Last year, we saw a huge spike in shoppers heading into stores on 23 December. This year, though there are currently fewer restrictions on store capacity now face masks are mandatory, it’s unlikely retailers will be able to accommodate a huge influx of shoppers all at once in the days leading up to Christmas. With more people likely to be hosting Christmas at home this year, rather than travelling abroad, demand may also be higher than usual. Encouraging consumers to stock up on the ambient essentials as early as September should therefore be a key priority.
Regular, informative and clear communication advising customers why they should start stocking up early should also be implemented, as well as platforms to help them do so. Incentivising with special one-off free deliveries could be effective, tapping into the growing number of e-commerce sales in recent months – up 21% in fact.
Retailers can then work with suppliers to map out stock levels, production capacity and transport capabilities based on this new rhythm of shopping.
Providing the right range
As we know, people have been making fewer trips to stores for their grocery shopping, having found it more stressful during social distancing. While data suggests these visits are starting to pick up again, it doesn’t look like ‘normal’ shopping behaviour will return until at least October-November.
Consumers may therefore be less inclined to ‘leisurely browse’ the shelves this Christmas for novelty items and new products – instead entering stores with clearly defined missions.
Household names will therefore be key this year, with shoppers looking for brands they know and trust. So while NPD is often synonymous with Christmas for supermarkets, this year retailers will need to ensure they’re striking the right balance between driving excitement through innovation and promotions, and ensuring high availability across their core ranges.
Adding some Christmas sparkle
Another key factor impacting the festive season will be the continued limit on out-of-home consumption, with many Christmas events unable to take place. This means the in-home occasion will become even more important, having already seen a massive surge over the course of lockdown. This has largely been driven by shoppers wanting to wind down or chill out, with the desire to treat or reward ourselves also gaining significant momentum. With this in mind, one way supermarkets can enhance the in-home experience this Christmas is by offering a range of high-quality, premium products for those looking to indulge with ‘affordable luxuries’.
Helping to replicate the out-of-home experience with quality food ingredients, great-tasting drinks and show-stopping desserts will help to bring some much-needed sparkle to the nation’s Christmas celebrations this year.
So, while the festive season may not be quite how we envisaged it earlier in the year, there are plenty of learnings we can take forward from recent months.
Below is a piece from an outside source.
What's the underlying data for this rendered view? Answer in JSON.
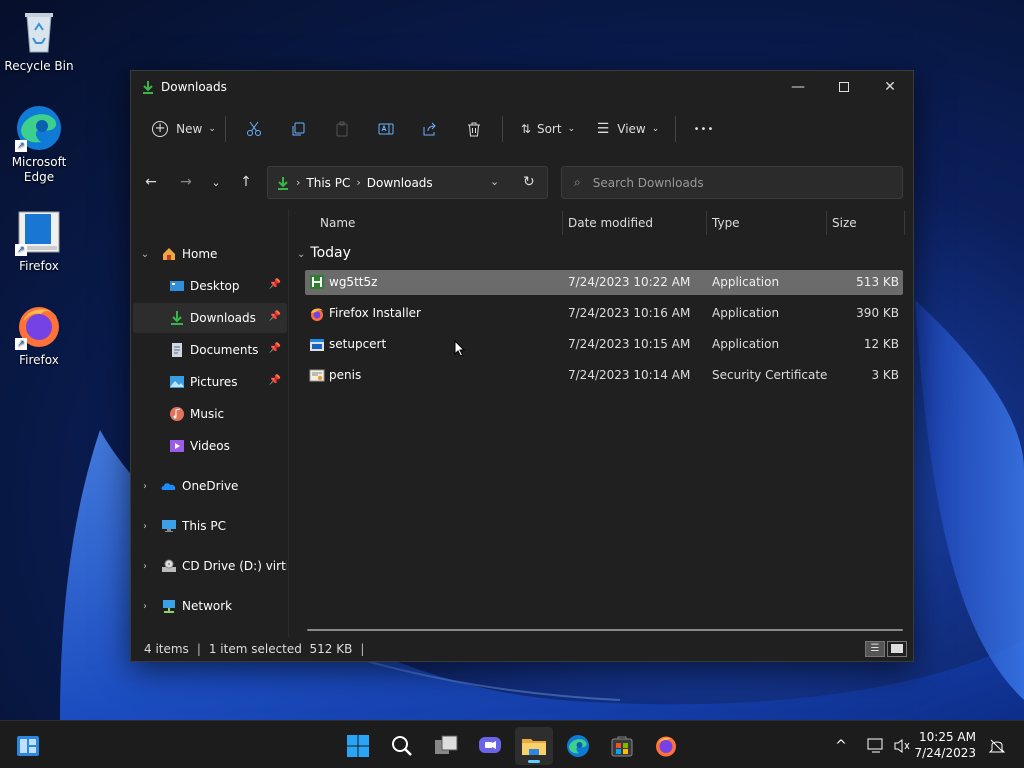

As well as delivering clear updates for shoppers, ensuring robust preparation, agility and close collaboration with suppliers will be key for retailers as we approach the time of year that’s so aptly associated with togetherness and hope.